Such ostentatious castle-building was not confined to England and Wales. The distinctive type of castle that dominated late medieval Scotland, the tower house, had a symbolic importance that often outweighed considerations of security. This is especially obvious in the case of the very last examples, like Craigievar in Aberdeenshire (about as useful in a siege situation as the Disney castle it resembles). But it is also true of earlier models. Take Borthwick, near Edinburgh, the biggest tower house of them all. When the Scottish king James I licensed the construction of the tower in 1430, he gave the builder specific permission for ‘defensive ornaments on top’.
Kings and nobles at the time, in other words, were under no illusion that the castle they built made flamboyant statements about their own importance. It is only later, more imaginative generations who mistakenly interpreted the architectural embellishments on these buildings as serious military hardware. The main purpose of Borthwick Castle was the same as Bodiam – hospitality. Its suitability in this regard is perfectly underlined by its present day use as a fancy hotel.

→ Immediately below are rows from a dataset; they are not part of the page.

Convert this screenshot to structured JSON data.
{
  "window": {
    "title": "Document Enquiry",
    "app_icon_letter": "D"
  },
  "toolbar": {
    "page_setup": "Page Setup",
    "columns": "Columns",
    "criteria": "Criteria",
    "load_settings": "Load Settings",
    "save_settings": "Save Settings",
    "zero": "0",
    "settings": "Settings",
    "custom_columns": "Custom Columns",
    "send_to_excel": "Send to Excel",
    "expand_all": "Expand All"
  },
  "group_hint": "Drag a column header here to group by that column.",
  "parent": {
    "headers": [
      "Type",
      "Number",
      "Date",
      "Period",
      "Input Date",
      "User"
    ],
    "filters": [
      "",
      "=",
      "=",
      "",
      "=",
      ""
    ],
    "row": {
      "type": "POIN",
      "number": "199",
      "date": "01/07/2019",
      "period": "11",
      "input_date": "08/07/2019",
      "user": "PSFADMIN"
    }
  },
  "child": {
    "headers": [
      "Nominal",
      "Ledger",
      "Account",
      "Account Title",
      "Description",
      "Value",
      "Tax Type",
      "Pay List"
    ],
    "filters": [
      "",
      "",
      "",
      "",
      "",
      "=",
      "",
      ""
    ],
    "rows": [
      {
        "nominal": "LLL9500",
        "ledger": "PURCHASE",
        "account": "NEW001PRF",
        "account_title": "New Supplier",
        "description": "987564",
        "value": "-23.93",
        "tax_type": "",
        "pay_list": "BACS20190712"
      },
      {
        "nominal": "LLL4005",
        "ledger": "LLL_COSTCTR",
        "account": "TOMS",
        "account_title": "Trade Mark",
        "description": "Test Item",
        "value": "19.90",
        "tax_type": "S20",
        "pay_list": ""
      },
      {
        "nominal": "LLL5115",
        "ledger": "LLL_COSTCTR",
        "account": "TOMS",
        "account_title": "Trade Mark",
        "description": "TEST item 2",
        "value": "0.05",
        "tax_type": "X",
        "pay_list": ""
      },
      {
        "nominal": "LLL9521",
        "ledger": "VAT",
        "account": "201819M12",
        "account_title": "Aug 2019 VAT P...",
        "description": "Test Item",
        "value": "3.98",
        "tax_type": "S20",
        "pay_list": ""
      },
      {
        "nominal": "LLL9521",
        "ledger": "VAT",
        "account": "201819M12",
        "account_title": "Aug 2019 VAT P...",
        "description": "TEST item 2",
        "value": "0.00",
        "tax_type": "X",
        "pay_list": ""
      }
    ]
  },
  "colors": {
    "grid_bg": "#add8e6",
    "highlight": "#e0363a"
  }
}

So, the next time you visit a castle, and the guide talks exclusively in terms of crossbows and cannonballs, boiling oil and battering rams, ask yourself if you’re getting the whole picture. Remember, castles were homes to their owners, not just instruments of war. And ask yourself if the castle is really spoiling for a fight, or just wearing a military costume for eye-catching effect. Medieval society was steeped in symbols, from coats-of-arms to religious icons. A castle’s symbolic power was often the greatest strength that it possessed.